Geordie's Tryst by Janet Milne Rae Page 1 of 75
It was a chilly Scotch spring day. The afternoon sun glistened with fitful, feeble rays on the windows of the old house of Kirklands, and unpleasant little gusts of east wind came eddying round its ancient gables, and sweeping along its broad walks and shrubberies, sending a chill to the hearts of all the young green things that were struggling into life.
On the time-worn steps of the grey mansion there stood a girl, cloaked and bonneted for a walk, notwithstanding the uninviting weather.
"It's a fule's errand, I assure ye, Miss Grace, and on such an afternoon, too. I've been askin' at old Adam the gardener, and he says there isna one o' the kind left worth mindin' in all the valley o' Kirklands. So do not go wanderin' on such an errand in this bitter wind, missy."
The speaker was an old woman, standing in the doorway, glancing with an expression of kindly anxiety towards the girl, who leant on one of the carved griffins of the old stone railing.
Grace had been looking at the speaker with troubled eyes as she listened to her remonstrance, and now she said, meditatively, "Does old Adam really say so, Margery?" Then with a quick gesture she turned to go down the steps, adding cheerily, "Well, there's no harm in trying, and as for the wind, that doesn't matter a bit.

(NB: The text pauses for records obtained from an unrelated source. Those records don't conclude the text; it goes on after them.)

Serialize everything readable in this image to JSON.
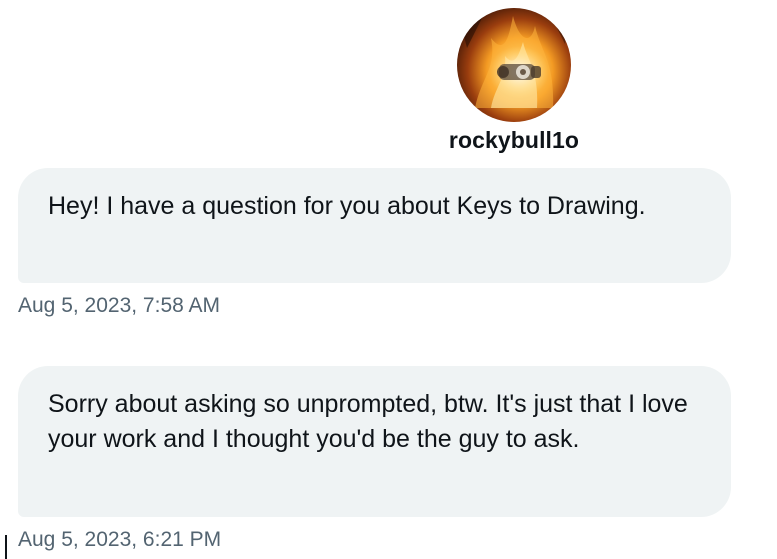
{
  "contact": {
    "avatar_icon": "flame-avatar-icon",
    "username": "rockybull1o"
  },
  "messages": [
    {
      "text": "Hey! I have a question for you about Keys to Drawing.",
      "timestamp": "Aug 5, 2023, 7:58 AM"
    },
    {
      "text": "Sorry about asking so unprompted, btw. It's just that I love your work and I thought you'd be the guy to ask.",
      "timestamp": "Aug 5, 2023, 6:21 PM"
    }
  ],
  "colors": {
    "bubble_background": "#eff3f4",
    "text_primary": "#0f1419",
    "text_secondary": "#536471"
  }
}
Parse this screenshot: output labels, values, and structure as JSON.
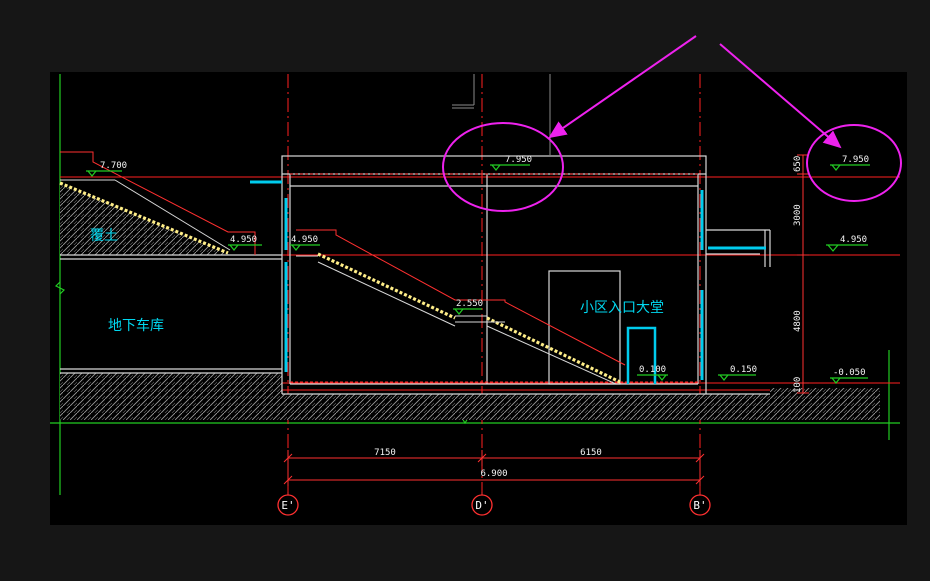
{
  "drawing": {
    "room_labels": {
      "fill_soil": "覆土",
      "garage": "地下车库",
      "lobby": "小区入口大堂"
    },
    "elevations": {
      "top_left": "7.700",
      "roof_mid": "7.950",
      "roof_right": "7.950",
      "garage_top": "4.950",
      "hall_upper": "4.950",
      "right_mid": "4.950",
      "landing": "2.550",
      "lobby_floor": "0.100",
      "outdoor_floor": "0.150",
      "right_low": "-0.050"
    },
    "vertical_dims": [
      "650",
      "3000",
      "4800",
      "100"
    ],
    "horizontal_dims": {
      "left_span": "7150",
      "right_span": "6150",
      "total": "6.900"
    },
    "axis_labels": [
      "E'",
      "D'",
      "B'"
    ]
  },
  "annotations": {
    "colors": {
      "highlight": "#ee22ee",
      "axis": "#ff2020",
      "frame": "#22cc22",
      "stair": "#ffee88",
      "glass": "#00ccee"
    }
  }
}
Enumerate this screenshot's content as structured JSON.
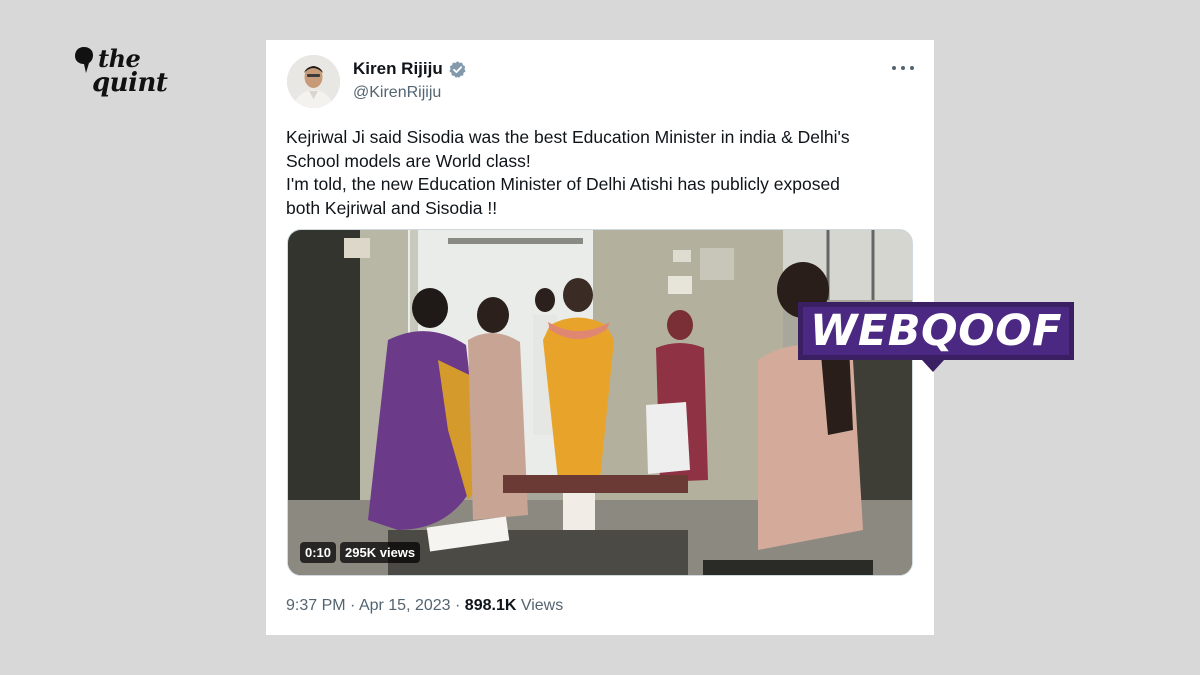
{
  "brand": {
    "logo_line1": "the",
    "logo_line2": "quint"
  },
  "tweet": {
    "author_name": "Kiren Rijiju",
    "author_handle": "@KirenRijiju",
    "verified": true,
    "text_lines": [
      "Kejriwal Ji said Sisodia was the best Education Minister in india & Delhi's",
      "School models are World class!",
      "I'm told, the new Education Minister of Delhi Atishi has publicly exposed",
      "both Kejriwal and Sisodia !!"
    ],
    "video": {
      "duration": "0:10",
      "views_badge": "295K views"
    },
    "time": "9:37 PM",
    "separator": "·",
    "date": "Apr 15, 2023",
    "views_count": "898.1K",
    "views_label": "Views"
  },
  "label": {
    "text": "WEBQOOF"
  },
  "colors": {
    "background": "#d8d8d8",
    "card": "#ffffff",
    "text_primary": "#0f1419",
    "text_secondary": "#536471",
    "verified_badge": "#829aab",
    "webqoof_purple": "#4b2881"
  },
  "icons": [
    "quote-mark-logo-icon",
    "verified-badge-icon",
    "more-options-icon"
  ]
}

It's what Walter would call a nice breezy day. I'm really going, nursie. Shut the door, and keep your old self warm. I shall be home again by the time aunt has finished her afternoon's sleep." And Grace turned quickly away, not in the direction of the sheltered elm avenue, but across the park, by the path which led most quickly beyond the grounds.